Keep the pictures out. Restate the entries below word for word.

· · · ·

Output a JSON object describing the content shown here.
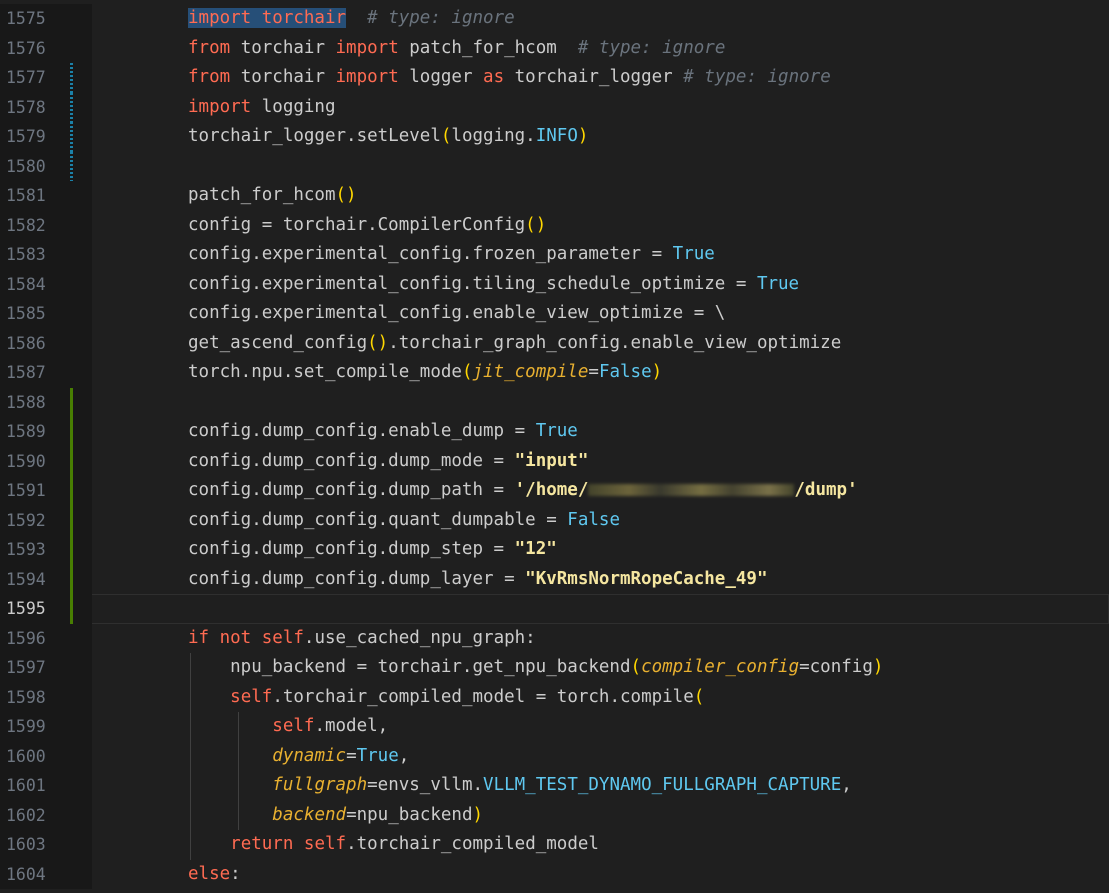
{
  "lines": [
    {
      "n": "1575",
      "parts": [
        {
          "t": "import torchair",
          "c": "kw sel"
        },
        {
          "t": "  "
        },
        {
          "t": "# type: ignore",
          "c": "cm"
        }
      ]
    },
    {
      "n": "1576",
      "parts": [
        {
          "t": "from",
          "c": "kw"
        },
        {
          "t": " torchair "
        },
        {
          "t": "import",
          "c": "kw"
        },
        {
          "t": " patch_for_hcom  "
        },
        {
          "t": "# type: ignore",
          "c": "cm"
        }
      ]
    },
    {
      "n": "1577",
      "mark": "mod",
      "parts": [
        {
          "t": "from",
          "c": "kw"
        },
        {
          "t": " torchair "
        },
        {
          "t": "import",
          "c": "kw"
        },
        {
          "t": " logger "
        },
        {
          "t": "as",
          "c": "kw"
        },
        {
          "t": " torchair_logger "
        },
        {
          "t": "# type: ignore",
          "c": "cm"
        }
      ]
    },
    {
      "n": "1578",
      "mark": "mod",
      "parts": [
        {
          "t": "import",
          "c": "kw"
        },
        {
          "t": " logging"
        }
      ]
    },
    {
      "n": "1579",
      "mark": "mod",
      "parts": [
        {
          "t": "torchair_logger.setLevel"
        },
        {
          "t": "(",
          "c": "pr"
        },
        {
          "t": "logging."
        },
        {
          "t": "INFO",
          "c": "cst"
        },
        {
          "t": ")",
          "c": "pr"
        }
      ]
    },
    {
      "n": "1580",
      "mark": "mod",
      "parts": []
    },
    {
      "n": "1581",
      "parts": [
        {
          "t": "patch_for_hcom"
        },
        {
          "t": "()",
          "c": "pr"
        }
      ]
    },
    {
      "n": "1582",
      "parts": [
        {
          "t": "config = torchair.CompilerConfig"
        },
        {
          "t": "()",
          "c": "pr"
        }
      ]
    },
    {
      "n": "1583",
      "parts": [
        {
          "t": "config.experimental_config.frozen_parameter = "
        },
        {
          "t": "True",
          "c": "cst"
        }
      ]
    },
    {
      "n": "1584",
      "parts": [
        {
          "t": "config.experimental_config.tiling_schedule_optimize = "
        },
        {
          "t": "True",
          "c": "cst"
        }
      ]
    },
    {
      "n": "1585",
      "parts": [
        {
          "t": "config.experimental_config.enable_view_optimize = \\"
        }
      ]
    },
    {
      "n": "1586",
      "parts": [
        {
          "t": "get_ascend_config"
        },
        {
          "t": "()",
          "c": "pr"
        },
        {
          "t": ".torchair_graph_config.enable_view_optimize"
        }
      ]
    },
    {
      "n": "1587",
      "parts": [
        {
          "t": "torch.npu.set_compile_mode"
        },
        {
          "t": "(",
          "c": "pr"
        },
        {
          "t": "jit_compile",
          "c": "pm"
        },
        {
          "t": "="
        },
        {
          "t": "False",
          "c": "cst"
        },
        {
          "t": ")",
          "c": "pr"
        }
      ]
    },
    {
      "n": "1588",
      "mark": "add",
      "parts": []
    },
    {
      "n": "1589",
      "mark": "add",
      "parts": [
        {
          "t": "config.dump_config.enable_dump = "
        },
        {
          "t": "True",
          "c": "cst"
        }
      ]
    },
    {
      "n": "1590",
      "mark": "add",
      "parts": [
        {
          "t": "config.dump_config.dump_mode = "
        },
        {
          "t": "\"input\"",
          "c": "str"
        }
      ]
    },
    {
      "n": "1591",
      "mark": "add",
      "parts": [
        {
          "t": "config.dump_config.dump_path = "
        },
        {
          "t": "'/home/",
          "c": "str"
        },
        {
          "blur": true
        },
        {
          "t": "/dump'",
          "c": "str"
        }
      ]
    },
    {
      "n": "1592",
      "mark": "add",
      "parts": [
        {
          "t": "config.dump_config.quant_dumpable = "
        },
        {
          "t": "False",
          "c": "cst"
        }
      ]
    },
    {
      "n": "1593",
      "mark": "add",
      "parts": [
        {
          "t": "config.dump_config.dump_step = "
        },
        {
          "t": "\"12\"",
          "c": "str"
        }
      ]
    },
    {
      "n": "1594",
      "mark": "add",
      "parts": [
        {
          "t": "config.dump_config.dump_layer = "
        },
        {
          "t": "\"KvRmsNormRopeCache_49\"",
          "c": "str"
        }
      ]
    },
    {
      "n": "1595",
      "mark": "add",
      "current": true,
      "parts": []
    },
    {
      "n": "1596",
      "parts": [
        {
          "t": "if not",
          "c": "kw"
        },
        {
          "t": " "
        },
        {
          "t": "self",
          "c": "kw"
        },
        {
          "t": ".use_cached_npu_graph:"
        }
      ]
    },
    {
      "n": "1597",
      "guides": [
        190
      ],
      "parts": [
        {
          "t": "    npu_backend = torchair.get_npu_backend"
        },
        {
          "t": "(",
          "c": "pr"
        },
        {
          "t": "compiler_config",
          "c": "pm"
        },
        {
          "t": "=config"
        },
        {
          "t": ")",
          "c": "pr"
        }
      ]
    },
    {
      "n": "1598",
      "guides": [
        190
      ],
      "parts": [
        {
          "t": "    "
        },
        {
          "t": "self",
          "c": "kw"
        },
        {
          "t": ".torchair_compiled_model = torch.compile"
        },
        {
          "t": "(",
          "c": "pr"
        }
      ]
    },
    {
      "n": "1599",
      "guides": [
        190,
        238
      ],
      "parts": [
        {
          "t": "        "
        },
        {
          "t": "self",
          "c": "kw"
        },
        {
          "t": ".model,"
        }
      ]
    },
    {
      "n": "1600",
      "guides": [
        190,
        238
      ],
      "parts": [
        {
          "t": "        "
        },
        {
          "t": "dynamic",
          "c": "pm"
        },
        {
          "t": "="
        },
        {
          "t": "True",
          "c": "cst"
        },
        {
          "t": ","
        }
      ]
    },
    {
      "n": "1601",
      "guides": [
        190,
        238
      ],
      "parts": [
        {
          "t": "        "
        },
        {
          "t": "fullgraph",
          "c": "pm"
        },
        {
          "t": "=envs_vllm."
        },
        {
          "t": "VLLM_TEST_DYNAMO_FULLGRAPH_CAPTURE",
          "c": "cst"
        },
        {
          "t": ","
        }
      ]
    },
    {
      "n": "1602",
      "guides": [
        190,
        238
      ],
      "parts": [
        {
          "t": "        "
        },
        {
          "t": "backend",
          "c": "pm"
        },
        {
          "t": "=npu_backend"
        },
        {
          "t": ")",
          "c": "pr"
        }
      ]
    },
    {
      "n": "1603",
      "guides": [
        190
      ],
      "parts": [
        {
          "t": "    "
        },
        {
          "t": "return",
          "c": "kw"
        },
        {
          "t": " "
        },
        {
          "t": "self",
          "c": "kw"
        },
        {
          "t": ".torchair_compiled_model"
        }
      ]
    },
    {
      "n": "1604",
      "parts": [
        {
          "t": "else",
          "c": "kw"
        },
        {
          "t": ":"
        }
      ]
    }
  ]
}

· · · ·

Written response >>
Output a JSON object describing the content shown here.
{
  "lines": [
    {
      "n": "1575",
      "parts": [
        {
          "t": "import torchair",
          "c": "kw sel"
        },
        {
          "t": "  "
        },
        {
          "t": "# type: ignore",
          "c": "cm"
        }
      ]
    },
    {
      "n": "1576",
      "parts": [
        {
          "t": "from",
          "c": "kw"
        },
        {
          "t": " torchair "
        },
        {
          "t": "import",
          "c": "kw"
        },
        {
          "t": " patch_for_hcom  "
        },
        {
          "t": "# type: ignore",
          "c": "cm"
        }
      ]
    },
    {
      "n": "1577",
      "mark": "mod",
      "parts": [
        {
          "t": "from",
          "c": "kw"
        },
        {
          "t": " torchair "
        },
        {
          "t": "import",
          "c": "kw"
        },
        {
          "t": " logger "
        },
        {
          "t": "as",
          "c": "kw"
        },
        {
          "t": " torchair_logger "
        },
        {
          "t": "# type: ignore",
          "c": "cm"
        }
      ]
    },
    {
      "n": "1578",
      "mark": "mod",
      "parts": [
        {
          "t": "import",
          "c": "kw"
        },
        {
          "t": " logging"
        }
      ]
    },
    {
      "n": "1579",
      "mark": "mod",
      "parts": [
        {
          "t": "torchair_logger.setLevel"
        },
        {
          "t": "(",
          "c": "pr"
        },
        {
          "t": "logging."
        },
        {
          "t": "INFO",
          "c": "cst"
        },
        {
          "t": ")",
          "c": "pr"
        }
      ]
    },
    {
      "n": "1580",
      "mark": "mod",
      "parts": []
    },
    {
      "n": "1581",
      "parts": [
        {
          "t": "patch_for_hcom"
        },
        {
          "t": "()",
          "c": "pr"
        }
      ]
    },
    {
      "n": "1582",
      "parts": [
        {
          "t": "config = torchair.CompilerConfig"
        },
        {
          "t": "()",
          "c": "pr"
        }
      ]
    },
    {
      "n": "1583",
      "parts": [
        {
          "t": "config.experimental_config.frozen_parameter = "
        },
        {
          "t": "True",
          "c": "cst"
        }
      ]
    },
    {
      "n": "1584",
      "parts": [
        {
          "t": "config.experimental_config.tiling_schedule_optimize = "
        },
        {
          "t": "True",
          "c": "cst"
        }
      ]
    },
    {
      "n": "1585",
      "parts": [
        {
          "t": "config.experimental_config.enable_view_optimize = \\"
        }
      ]
    },
    {
      "n": "1586",
      "parts": [
        {
          "t": "get_ascend_config"
        },
        {
          "t": "()",
          "c": "pr"
        },
        {
          "t": ".torchair_graph_config.enable_view_optimize"
        }
      ]
    },
    {
      "n": "1587",
      "parts": [
        {
          "t": "torch.npu.set_compile_mode"
        },
        {
          "t": "(",
          "c": "pr"
        },
        {
          "t": "jit_compile",
          "c": "pm"
        },
        {
          "t": "="
        },
        {
          "t": "False",
          "c": "cst"
        },
        {
          "t": ")",
          "c": "pr"
        }
      ]
    },
    {
      "n": "1588",
      "mark": "add",
      "parts": []
    },
    {
      "n": "1589",
      "mark": "add",
      "parts": [
        {
          "t": "config.dump_config.enable_dump = "
        },
        {
          "t": "True",
          "c": "cst"
        }
      ]
    },
    {
      "n": "1590",
      "mark": "add",
      "parts": [
        {
          "t": "config.dump_config.dump_mode = "
        },
        {
          "t": "\"input\"",
          "c": "str"
        }
      ]
    },
    {
      "n": "1591",
      "mark": "add",
      "parts": [
        {
          "t": "config.dump_config.dump_path = "
        },
        {
          "t": "'/home/",
          "c": "str"
        },
        {
          "blur": true
        },
        {
          "t": "/dump'",
          "c": "str"
        }
      ]
    },
    {
      "n": "1592",
      "mark": "add",
      "parts": [
        {
          "t": "config.dump_config.quant_dumpable = "
        },
        {
          "t": "False",
          "c": "cst"
        }
      ]
    },
    {
      "n": "1593",
      "mark": "add",
      "parts": [
        {
          "t": "config.dump_config.dump_step = "
        },
        {
          "t": "\"12\"",
          "c": "str"
        }
      ]
    },
    {
      "n": "1594",
      "mark": "add",
      "parts": [
        {
          "t": "config.dump_config.dump_layer = "
        },
        {
          "t": "\"KvRmsNormRopeCache_49\"",
          "c": "str"
        }
      ]
    },
    {
      "n": "1595",
      "mark": "add",
      "current": true,
      "parts": []
    },
    {
      "n": "1596",
      "parts": [
        {
          "t": "if not",
          "c": "kw"
        },
        {
          "t": " "
        },
        {
          "t": "self",
          "c": "kw"
        },
        {
          "t": ".use_cached_npu_graph:"
        }
      ]
    },
    {
      "n": "1597",
      "guides": [
        190
      ],
      "parts": [
        {
          "t": "    npu_backend = torchair.get_npu_backend"
        },
        {
          "t": "(",
          "c": "pr"
        },
        {
          "t": "compiler_config",
          "c": "pm"
        },
        {
          "t": "=config"
        },
        {
          "t": ")",
          "c": "pr"
        }
      ]
    },
    {
      "n": "1598",
      "guides": [
        190
      ],
      "parts": [
        {
          "t": "    "
        },
        {
          "t": "self",
          "c": "kw"
        },
        {
          "t": ".torchair_compiled_model = torch.compile"
        },
        {
          "t": "(",
          "c": "pr"
        }
      ]
    },
    {
      "n": "1599",
      "guides": [
        190,
        238
      ],
      "parts": [
        {
          "t": "        "
        },
        {
          "t": "self",
          "c": "kw"
        },
        {
          "t": ".model,"
        }
      ]
    },
    {
      "n": "1600",
      "guides": [
        190,
        238
      ],
      "parts": [
        {
          "t": "        "
        },
        {
          "t": "dynamic",
          "c": "pm"
        },
        {
          "t": "="
        },
        {
          "t": "True",
          "c": "cst"
        },
        {
          "t": ","
        }
      ]
    },
    {
      "n": "1601",
      "guides": [
        190,
        238
      ],
      "parts": [
        {
          "t": "        "
        },
        {
          "t": "fullgraph",
          "c": "pm"
        },
        {
          "t": "=envs_vllm."
        },
        {
          "t": "VLLM_TEST_DYNAMO_FULLGRAPH_CAPTURE",
          "c": "cst"
        },
        {
          "t": ","
        }
      ]
    },
    {
      "n": "1602",
      "guides": [
        190,
        238
      ],
      "parts": [
        {
          "t": "        "
        },
        {
          "t": "backend",
          "c": "pm"
        },
        {
          "t": "=npu_backend"
        },
        {
          "t": ")",
          "c": "pr"
        }
      ]
    },
    {
      "n": "1603",
      "guides": [
        190
      ],
      "parts": [
        {
          "t": "    "
        },
        {
          "t": "return",
          "c": "kw"
        },
        {
          "t": " "
        },
        {
          "t": "self",
          "c": "kw"
        },
        {
          "t": ".torchair_compiled_model"
        }
      ]
    },
    {
      "n": "1604",
      "parts": [
        {
          "t": "else",
          "c": "kw"
        },
        {
          "t": ":"
        }
      ]
    }
  ]
}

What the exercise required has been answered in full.